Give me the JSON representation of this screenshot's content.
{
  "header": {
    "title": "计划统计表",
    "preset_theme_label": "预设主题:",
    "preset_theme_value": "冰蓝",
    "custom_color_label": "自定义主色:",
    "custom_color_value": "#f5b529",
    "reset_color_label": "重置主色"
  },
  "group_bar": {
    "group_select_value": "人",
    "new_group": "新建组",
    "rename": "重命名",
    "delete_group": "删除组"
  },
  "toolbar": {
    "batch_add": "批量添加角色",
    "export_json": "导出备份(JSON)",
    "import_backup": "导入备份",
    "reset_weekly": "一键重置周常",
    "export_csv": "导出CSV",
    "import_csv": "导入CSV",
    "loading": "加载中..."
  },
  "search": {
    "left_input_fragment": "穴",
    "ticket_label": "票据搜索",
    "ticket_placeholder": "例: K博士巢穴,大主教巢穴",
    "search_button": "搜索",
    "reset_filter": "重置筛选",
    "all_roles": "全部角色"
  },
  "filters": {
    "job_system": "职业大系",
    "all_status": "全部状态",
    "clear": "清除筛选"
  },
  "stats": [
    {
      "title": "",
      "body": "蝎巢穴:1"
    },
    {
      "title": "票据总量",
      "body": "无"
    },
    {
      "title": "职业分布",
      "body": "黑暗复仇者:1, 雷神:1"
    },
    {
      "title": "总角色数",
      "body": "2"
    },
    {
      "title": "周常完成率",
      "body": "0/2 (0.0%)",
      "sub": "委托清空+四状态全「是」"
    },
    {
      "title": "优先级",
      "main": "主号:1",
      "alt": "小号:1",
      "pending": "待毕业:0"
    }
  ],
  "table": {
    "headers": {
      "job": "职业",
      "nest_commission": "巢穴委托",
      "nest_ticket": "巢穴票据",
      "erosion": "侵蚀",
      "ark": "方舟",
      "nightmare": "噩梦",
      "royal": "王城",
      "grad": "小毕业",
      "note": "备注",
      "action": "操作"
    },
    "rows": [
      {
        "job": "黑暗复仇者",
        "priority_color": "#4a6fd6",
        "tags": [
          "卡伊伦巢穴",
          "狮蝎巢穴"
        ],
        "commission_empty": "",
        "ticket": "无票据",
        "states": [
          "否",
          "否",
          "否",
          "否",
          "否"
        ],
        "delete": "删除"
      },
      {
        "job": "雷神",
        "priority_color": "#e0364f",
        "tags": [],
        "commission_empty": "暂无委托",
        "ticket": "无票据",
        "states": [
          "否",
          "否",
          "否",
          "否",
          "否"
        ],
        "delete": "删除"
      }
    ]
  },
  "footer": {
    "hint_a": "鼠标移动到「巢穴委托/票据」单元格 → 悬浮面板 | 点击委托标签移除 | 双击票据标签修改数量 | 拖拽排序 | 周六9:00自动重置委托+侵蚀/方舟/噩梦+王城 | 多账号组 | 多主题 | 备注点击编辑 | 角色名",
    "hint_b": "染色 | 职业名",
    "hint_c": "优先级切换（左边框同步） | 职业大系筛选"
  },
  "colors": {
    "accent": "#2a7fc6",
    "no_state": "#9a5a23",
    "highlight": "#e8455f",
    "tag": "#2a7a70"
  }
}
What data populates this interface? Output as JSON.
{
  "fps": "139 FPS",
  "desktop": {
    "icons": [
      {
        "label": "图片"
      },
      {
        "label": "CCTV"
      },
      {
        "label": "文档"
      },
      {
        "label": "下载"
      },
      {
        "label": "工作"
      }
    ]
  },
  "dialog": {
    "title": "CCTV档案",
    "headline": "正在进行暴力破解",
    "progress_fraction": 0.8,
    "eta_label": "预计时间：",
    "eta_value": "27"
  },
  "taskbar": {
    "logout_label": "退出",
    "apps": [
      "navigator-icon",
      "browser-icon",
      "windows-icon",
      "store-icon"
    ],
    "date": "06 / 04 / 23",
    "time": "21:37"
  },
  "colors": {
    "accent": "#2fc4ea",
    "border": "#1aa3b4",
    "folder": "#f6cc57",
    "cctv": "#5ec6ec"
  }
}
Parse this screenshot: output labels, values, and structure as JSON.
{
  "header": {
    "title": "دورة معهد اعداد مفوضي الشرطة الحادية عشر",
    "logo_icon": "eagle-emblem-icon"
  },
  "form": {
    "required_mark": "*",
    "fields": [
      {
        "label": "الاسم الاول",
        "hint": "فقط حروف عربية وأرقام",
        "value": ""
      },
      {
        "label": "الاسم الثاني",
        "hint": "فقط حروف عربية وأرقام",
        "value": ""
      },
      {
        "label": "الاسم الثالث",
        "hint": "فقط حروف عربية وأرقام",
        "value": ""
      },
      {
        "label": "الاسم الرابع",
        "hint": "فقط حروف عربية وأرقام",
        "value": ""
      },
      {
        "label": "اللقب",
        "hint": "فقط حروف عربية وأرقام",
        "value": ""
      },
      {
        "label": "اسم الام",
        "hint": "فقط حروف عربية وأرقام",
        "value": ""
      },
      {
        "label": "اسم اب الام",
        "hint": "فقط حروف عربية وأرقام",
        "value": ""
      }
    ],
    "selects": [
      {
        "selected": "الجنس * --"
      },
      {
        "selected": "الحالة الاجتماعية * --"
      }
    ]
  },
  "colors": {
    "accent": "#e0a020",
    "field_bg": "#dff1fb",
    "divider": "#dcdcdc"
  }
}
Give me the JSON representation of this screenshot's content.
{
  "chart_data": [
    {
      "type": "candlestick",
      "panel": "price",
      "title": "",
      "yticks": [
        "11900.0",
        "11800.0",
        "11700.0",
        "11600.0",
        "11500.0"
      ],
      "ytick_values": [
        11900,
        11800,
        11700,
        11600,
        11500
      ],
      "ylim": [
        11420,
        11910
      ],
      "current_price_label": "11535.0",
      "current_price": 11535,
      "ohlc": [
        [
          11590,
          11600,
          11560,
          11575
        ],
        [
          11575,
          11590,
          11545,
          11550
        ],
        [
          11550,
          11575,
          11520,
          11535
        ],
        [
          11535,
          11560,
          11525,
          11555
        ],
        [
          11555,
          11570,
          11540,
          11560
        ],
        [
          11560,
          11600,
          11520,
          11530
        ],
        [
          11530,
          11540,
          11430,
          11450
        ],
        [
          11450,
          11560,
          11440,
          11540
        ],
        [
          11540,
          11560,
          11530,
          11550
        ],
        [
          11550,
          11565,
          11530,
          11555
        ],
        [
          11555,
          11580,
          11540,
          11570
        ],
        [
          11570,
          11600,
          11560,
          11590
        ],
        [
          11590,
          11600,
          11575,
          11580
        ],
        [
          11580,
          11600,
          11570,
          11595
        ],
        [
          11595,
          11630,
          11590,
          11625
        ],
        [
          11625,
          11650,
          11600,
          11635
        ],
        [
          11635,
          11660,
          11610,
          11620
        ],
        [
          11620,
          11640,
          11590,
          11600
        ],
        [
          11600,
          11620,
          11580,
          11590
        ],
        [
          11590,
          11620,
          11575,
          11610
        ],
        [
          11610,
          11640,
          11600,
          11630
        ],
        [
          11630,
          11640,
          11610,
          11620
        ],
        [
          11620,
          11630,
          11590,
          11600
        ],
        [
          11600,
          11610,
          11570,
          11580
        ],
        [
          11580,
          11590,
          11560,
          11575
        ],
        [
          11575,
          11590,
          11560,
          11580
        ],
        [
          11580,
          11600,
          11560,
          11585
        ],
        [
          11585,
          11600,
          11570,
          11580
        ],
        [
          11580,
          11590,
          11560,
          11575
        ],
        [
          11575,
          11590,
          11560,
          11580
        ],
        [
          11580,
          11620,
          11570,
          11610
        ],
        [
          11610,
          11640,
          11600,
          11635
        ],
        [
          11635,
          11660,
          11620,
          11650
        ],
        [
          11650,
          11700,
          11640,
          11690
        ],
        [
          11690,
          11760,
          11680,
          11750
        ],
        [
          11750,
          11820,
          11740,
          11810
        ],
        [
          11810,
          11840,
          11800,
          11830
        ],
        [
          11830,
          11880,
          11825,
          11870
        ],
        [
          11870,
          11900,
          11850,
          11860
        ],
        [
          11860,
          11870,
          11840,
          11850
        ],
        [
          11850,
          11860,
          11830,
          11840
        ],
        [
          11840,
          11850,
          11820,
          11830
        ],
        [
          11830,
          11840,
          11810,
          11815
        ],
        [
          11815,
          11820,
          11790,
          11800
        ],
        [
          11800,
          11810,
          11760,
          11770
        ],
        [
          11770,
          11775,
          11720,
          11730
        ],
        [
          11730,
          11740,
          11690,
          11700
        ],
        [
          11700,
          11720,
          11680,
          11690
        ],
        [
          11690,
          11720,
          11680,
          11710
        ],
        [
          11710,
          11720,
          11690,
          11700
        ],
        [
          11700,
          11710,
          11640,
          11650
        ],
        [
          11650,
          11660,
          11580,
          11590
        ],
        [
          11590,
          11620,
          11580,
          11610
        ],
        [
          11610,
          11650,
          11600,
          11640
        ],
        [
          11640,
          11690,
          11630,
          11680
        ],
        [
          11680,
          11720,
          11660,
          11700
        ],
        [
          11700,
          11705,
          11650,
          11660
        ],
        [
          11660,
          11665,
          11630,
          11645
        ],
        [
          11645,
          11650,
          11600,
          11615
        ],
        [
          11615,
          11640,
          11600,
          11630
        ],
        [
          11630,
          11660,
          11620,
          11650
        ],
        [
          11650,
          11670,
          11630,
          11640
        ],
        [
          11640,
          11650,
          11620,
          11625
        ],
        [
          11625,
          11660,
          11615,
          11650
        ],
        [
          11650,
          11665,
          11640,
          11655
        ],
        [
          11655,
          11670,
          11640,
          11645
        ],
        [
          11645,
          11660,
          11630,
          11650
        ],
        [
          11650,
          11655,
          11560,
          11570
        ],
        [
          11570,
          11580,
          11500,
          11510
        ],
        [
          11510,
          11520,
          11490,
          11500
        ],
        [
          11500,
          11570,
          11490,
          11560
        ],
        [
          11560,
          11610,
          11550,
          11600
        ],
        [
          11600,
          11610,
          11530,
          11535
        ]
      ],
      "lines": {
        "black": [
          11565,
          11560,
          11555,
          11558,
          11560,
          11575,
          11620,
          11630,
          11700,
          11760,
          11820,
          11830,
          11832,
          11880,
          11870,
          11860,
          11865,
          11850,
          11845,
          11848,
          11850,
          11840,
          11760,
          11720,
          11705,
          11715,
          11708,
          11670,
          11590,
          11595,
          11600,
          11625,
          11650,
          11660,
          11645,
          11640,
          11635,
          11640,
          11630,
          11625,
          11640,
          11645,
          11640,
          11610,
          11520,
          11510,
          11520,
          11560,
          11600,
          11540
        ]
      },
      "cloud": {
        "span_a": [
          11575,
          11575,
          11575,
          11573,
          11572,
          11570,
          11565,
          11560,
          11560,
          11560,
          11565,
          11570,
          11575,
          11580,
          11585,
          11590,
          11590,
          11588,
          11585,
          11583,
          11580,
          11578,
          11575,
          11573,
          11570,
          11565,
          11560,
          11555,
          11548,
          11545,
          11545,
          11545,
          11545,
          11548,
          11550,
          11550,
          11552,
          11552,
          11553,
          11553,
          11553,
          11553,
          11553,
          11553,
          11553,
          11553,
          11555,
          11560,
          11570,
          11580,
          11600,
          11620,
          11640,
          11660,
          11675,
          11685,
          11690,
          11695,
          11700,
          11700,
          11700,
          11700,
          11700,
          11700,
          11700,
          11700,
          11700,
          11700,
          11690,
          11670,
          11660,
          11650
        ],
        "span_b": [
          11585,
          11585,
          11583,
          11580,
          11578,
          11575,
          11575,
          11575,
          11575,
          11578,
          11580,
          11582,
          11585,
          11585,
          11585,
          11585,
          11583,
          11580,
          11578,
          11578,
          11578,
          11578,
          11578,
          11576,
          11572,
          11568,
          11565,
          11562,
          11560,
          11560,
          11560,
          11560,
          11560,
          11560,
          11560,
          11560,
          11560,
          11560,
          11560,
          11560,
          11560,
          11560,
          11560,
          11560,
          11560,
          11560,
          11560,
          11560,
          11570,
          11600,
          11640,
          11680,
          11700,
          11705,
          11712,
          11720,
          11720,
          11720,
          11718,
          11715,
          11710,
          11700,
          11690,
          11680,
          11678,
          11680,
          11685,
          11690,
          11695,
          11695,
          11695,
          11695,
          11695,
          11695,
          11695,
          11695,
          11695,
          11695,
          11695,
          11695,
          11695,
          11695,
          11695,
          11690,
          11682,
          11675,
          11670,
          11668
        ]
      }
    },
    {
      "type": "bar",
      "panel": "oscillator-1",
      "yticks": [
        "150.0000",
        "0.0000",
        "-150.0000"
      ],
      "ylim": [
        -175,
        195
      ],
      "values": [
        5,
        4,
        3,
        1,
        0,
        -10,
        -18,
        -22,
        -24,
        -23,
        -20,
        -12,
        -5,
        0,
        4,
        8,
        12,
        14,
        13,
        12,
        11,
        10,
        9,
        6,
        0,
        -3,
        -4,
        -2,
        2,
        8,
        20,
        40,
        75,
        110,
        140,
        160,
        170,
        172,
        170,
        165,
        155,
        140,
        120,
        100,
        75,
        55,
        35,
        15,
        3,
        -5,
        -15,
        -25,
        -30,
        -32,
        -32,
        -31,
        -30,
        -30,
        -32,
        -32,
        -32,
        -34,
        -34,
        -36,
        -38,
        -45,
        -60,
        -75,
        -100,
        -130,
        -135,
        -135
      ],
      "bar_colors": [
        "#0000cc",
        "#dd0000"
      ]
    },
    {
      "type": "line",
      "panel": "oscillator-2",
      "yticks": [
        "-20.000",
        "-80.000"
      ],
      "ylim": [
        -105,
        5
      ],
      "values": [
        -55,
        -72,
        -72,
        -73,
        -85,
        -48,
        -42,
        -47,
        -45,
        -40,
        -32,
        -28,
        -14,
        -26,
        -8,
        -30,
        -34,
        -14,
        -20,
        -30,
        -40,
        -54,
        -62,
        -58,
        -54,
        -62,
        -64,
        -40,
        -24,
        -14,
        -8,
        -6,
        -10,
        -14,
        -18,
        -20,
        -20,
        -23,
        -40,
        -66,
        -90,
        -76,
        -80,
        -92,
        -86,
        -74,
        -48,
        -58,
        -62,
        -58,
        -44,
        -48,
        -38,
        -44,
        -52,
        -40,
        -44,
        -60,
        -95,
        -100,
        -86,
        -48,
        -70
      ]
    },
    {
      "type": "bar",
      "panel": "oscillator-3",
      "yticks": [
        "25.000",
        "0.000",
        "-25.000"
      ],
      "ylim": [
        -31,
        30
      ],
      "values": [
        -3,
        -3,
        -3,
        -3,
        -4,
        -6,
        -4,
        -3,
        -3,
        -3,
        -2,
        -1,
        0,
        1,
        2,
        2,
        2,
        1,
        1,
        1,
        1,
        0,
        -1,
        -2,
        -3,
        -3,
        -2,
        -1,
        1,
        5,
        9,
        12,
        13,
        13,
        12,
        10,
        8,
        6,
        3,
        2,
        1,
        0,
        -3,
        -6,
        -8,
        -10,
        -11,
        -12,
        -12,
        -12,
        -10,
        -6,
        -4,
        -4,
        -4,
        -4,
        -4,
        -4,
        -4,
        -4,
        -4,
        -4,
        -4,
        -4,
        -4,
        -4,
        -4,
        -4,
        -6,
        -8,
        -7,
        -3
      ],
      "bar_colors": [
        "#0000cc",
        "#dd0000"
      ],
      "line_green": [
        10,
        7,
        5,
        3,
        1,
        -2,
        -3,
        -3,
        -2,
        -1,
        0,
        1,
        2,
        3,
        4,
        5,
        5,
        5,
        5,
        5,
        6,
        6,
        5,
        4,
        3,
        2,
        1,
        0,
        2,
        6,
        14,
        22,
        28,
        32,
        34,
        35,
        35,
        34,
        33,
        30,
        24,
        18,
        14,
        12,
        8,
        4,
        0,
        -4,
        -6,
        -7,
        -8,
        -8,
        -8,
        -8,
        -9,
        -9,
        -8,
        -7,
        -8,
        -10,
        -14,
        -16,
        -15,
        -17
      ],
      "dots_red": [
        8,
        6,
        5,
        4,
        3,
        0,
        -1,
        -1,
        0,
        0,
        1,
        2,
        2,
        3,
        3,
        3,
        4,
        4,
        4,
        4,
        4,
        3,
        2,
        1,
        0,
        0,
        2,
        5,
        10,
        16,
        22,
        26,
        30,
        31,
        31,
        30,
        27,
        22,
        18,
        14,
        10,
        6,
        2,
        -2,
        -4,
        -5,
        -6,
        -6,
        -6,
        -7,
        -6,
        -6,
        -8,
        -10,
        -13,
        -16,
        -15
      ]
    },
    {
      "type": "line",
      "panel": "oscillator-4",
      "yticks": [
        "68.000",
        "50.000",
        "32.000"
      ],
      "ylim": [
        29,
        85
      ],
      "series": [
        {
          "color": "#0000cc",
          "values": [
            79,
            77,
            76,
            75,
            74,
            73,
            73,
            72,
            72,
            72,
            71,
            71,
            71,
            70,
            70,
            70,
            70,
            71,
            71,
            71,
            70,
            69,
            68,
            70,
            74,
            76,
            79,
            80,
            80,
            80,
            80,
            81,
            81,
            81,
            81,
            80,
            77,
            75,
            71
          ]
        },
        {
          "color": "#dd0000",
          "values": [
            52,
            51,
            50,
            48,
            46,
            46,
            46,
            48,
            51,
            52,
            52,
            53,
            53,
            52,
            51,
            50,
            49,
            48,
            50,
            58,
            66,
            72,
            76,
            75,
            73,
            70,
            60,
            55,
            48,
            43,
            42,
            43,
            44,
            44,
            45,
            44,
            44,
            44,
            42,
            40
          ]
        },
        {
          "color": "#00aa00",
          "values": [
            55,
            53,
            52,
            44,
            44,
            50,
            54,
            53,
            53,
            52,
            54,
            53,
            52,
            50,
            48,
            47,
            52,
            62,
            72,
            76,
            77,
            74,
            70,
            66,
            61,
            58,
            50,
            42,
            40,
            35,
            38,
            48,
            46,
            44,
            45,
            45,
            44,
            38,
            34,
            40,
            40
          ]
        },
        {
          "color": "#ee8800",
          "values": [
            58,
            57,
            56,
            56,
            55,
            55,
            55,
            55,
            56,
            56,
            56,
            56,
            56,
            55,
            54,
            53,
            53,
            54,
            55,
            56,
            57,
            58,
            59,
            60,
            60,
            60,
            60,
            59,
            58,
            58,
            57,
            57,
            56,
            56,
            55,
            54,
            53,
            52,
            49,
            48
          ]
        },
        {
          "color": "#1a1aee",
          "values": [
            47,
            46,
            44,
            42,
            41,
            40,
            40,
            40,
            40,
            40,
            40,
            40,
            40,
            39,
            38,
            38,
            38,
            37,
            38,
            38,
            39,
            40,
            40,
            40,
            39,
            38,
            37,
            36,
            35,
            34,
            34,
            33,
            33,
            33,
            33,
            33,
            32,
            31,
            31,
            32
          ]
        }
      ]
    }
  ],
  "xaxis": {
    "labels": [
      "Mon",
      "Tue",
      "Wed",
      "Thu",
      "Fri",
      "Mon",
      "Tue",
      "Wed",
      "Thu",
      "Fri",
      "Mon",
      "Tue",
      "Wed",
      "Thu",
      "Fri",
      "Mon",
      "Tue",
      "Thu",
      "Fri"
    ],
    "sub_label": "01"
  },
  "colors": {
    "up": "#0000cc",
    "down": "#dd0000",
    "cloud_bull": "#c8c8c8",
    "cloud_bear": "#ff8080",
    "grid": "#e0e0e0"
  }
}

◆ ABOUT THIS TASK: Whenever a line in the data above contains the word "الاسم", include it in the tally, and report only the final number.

◆ RESPONSE AREA: 4